[Collected data entries]
☆ ☆ ☆

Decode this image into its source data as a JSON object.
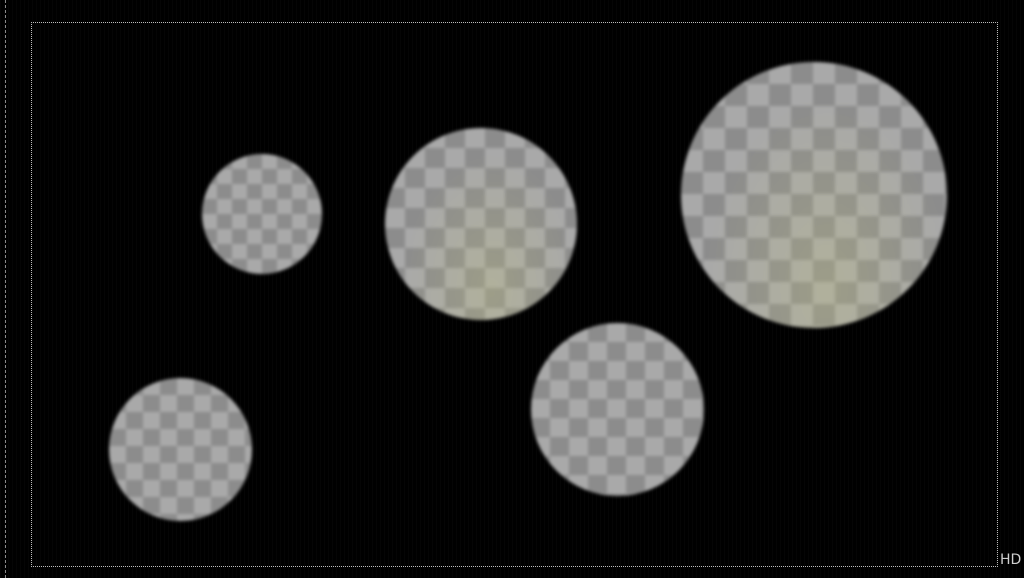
{
  "viewer": {
    "format_label": "HD",
    "background_color": "#000000",
    "frame_color": "#bdbdbd",
    "disc_colors": [
      "#8c8c8c",
      "#a9a9a9"
    ]
  },
  "shapes": [
    {
      "name": "disc-small-top"
    },
    {
      "name": "disc-medium-center"
    },
    {
      "name": "disc-large-right"
    },
    {
      "name": "disc-bottom-left"
    },
    {
      "name": "disc-bottom-center"
    }
  ]
}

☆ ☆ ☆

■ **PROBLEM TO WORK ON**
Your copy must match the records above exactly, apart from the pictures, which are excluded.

■ **SOLUTION TO THE PROBLEM**
Decode this image into its source data as a JSON object.
{
  "viewer": {
    "format_label": "HD",
    "background_color": "#000000",
    "frame_color": "#bdbdbd",
    "disc_colors": [
      "#8c8c8c",
      "#a9a9a9"
    ]
  },
  "shapes": [
    {
      "name": "disc-small-top"
    },
    {
      "name": "disc-medium-center"
    },
    {
      "name": "disc-large-right"
    },
    {
      "name": "disc-bottom-left"
    },
    {
      "name": "disc-bottom-center"
    }
  ]
}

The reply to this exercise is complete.